The female was found in a small, shady, and damp dry streambed at the edge of a mixed forest dominant with Taiwan Red False Cypress [Chamaecyparis formosensis Matsumura (Cupresaceae)] (Fig. 8A). It stayed on the substrate mixed of gravel and sand under a slate stone (Fig. 8B). An Alishan salamander (Hynobius arisanensis Maki) was also found in the microhabitat. Only a few species of Lampyrinae such as Diaphanes nubilus Jeng & Lai, Pyrocoelia formosana Olivier, and Pyrocoelia prolongata have ever been recorded from localities at such high elevations in Taiwan (Jeng et al. 1999a, some of the species denoted as “sp.” at that time). No living male of Pyrocoelia prolongata was found in or around the locality during the 3-day duration of our collecting trip, except for an already dead individual. This suggests that the mating season might have come to an end. At that time, a population of the species in central Taiwan (Anmashan, Taichung County, alt. 2300m) was in a peak season of activity (C.F. Lee, pers. comm.).
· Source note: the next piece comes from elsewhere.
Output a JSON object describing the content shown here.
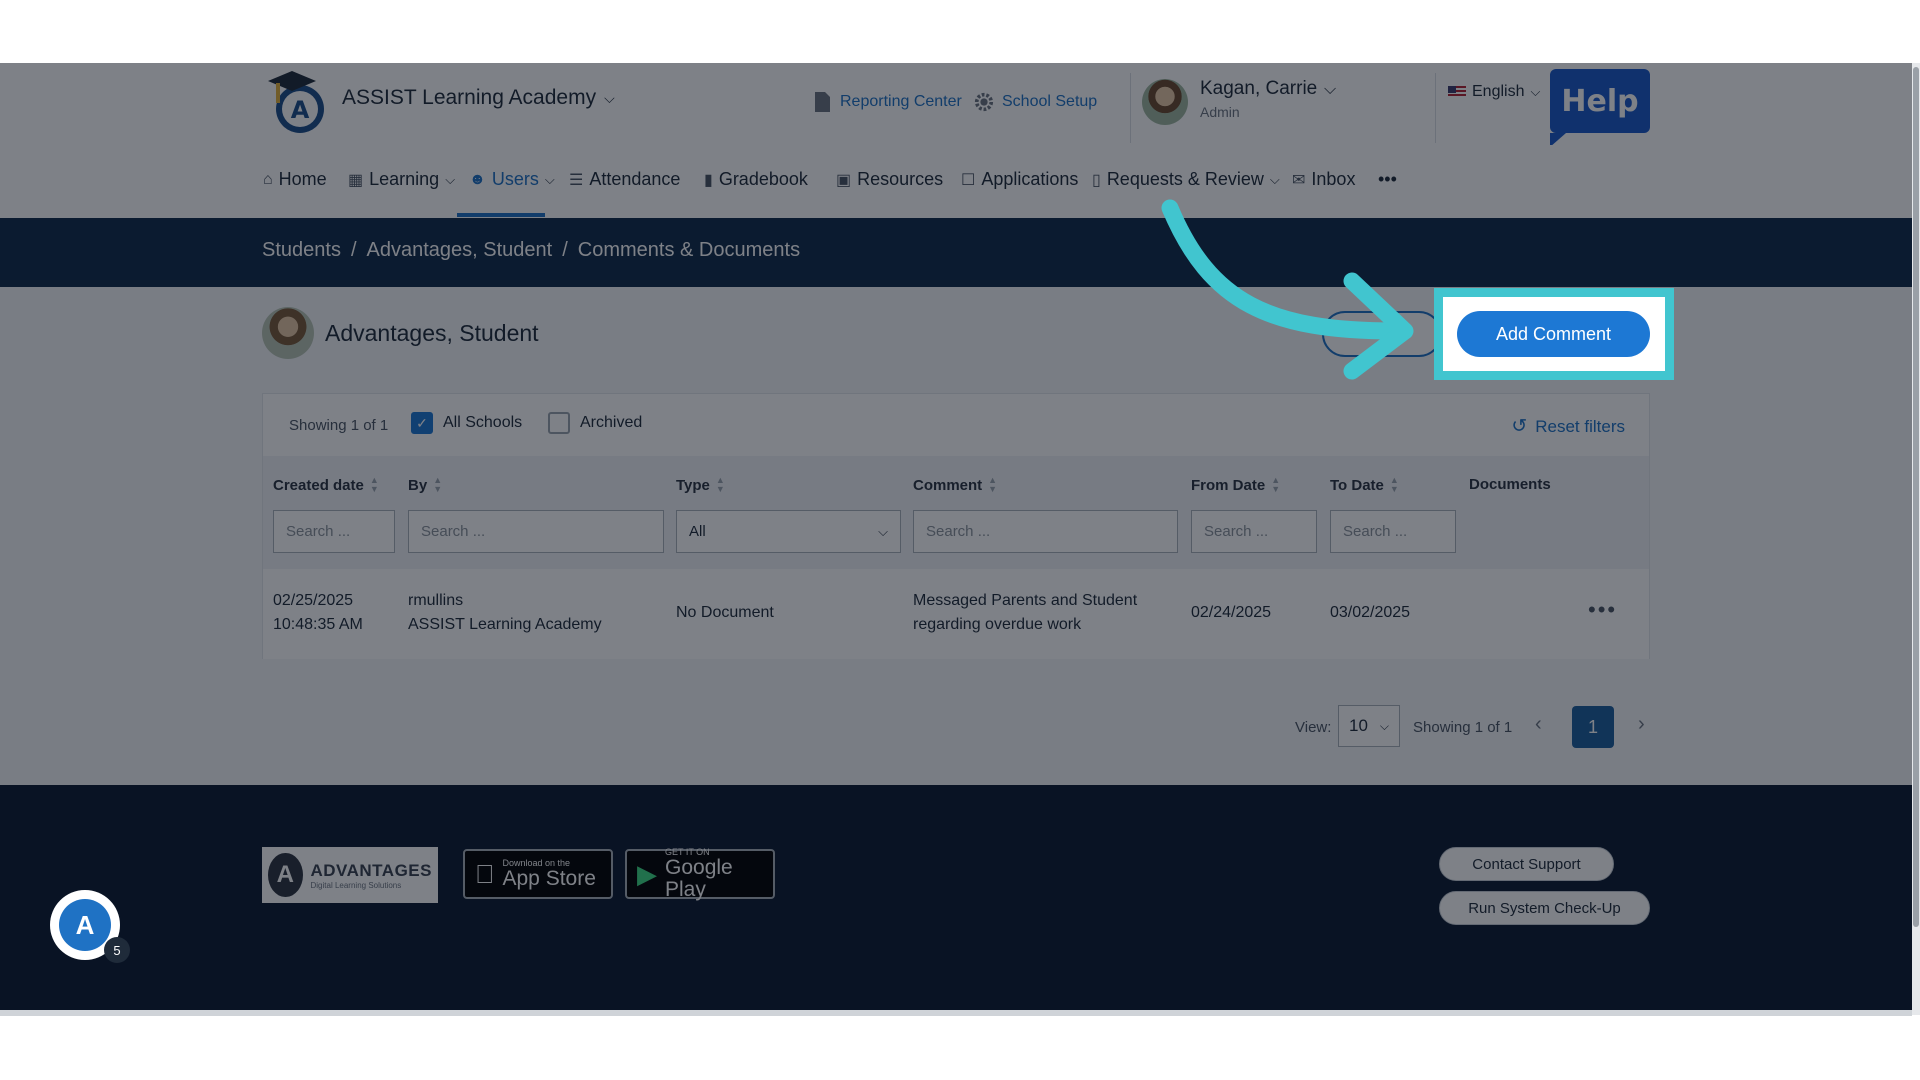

A male of Pyrocoelia formosana collected from the same locality was put together with the female in a transparent plastic container to observe their interaction. At first the male did not show interest in the female. Later it attempted to copulate with the female but failed due to the female’s resistance. They eventually copulated after one day of captivity. The male perished soon after copulation, while the female survived the following week and laid three or four eggs before she died. All eggs failed to hatch and decomposed. The female glowed in darkness via a pair of photogenic organs on abdominal sternite 8. When wagging a finger around the female’s head in a dusky environment, the female responded by powerfully raising her abdomen vertically to the body axis then laid down. It was found to be a one-to-one response after several repetitions. Apparently the female can detect the nearby moving subject and the action could be an intimidation to predators.Key to the females of Pyrocoelia species of Taiwan
- Jeng, M; Engel, M; Yang, P; 2011: Discovery of the female of Pyrocoelia prolongata in Taiwan (Coleoptera, Lampyridae) ZooKeys, 116: 49-57. doi
- Jeng M, Lai J, Yang P, Satô M (1999b) On the validity of the generic name Pyrocoelia Gorham (Coleoptera, Lampyridae, Lampyrinae), with a review of Taiwanese species. Japanese Journal of Systematic Entomology 5:347-362.
- Jeng M, Lai J, Yang P (1999a) A synopsis of firefly fauna at the six national parks of Taiwan. Chinese Journal of Entomology 19: 65–91. [In Chinese]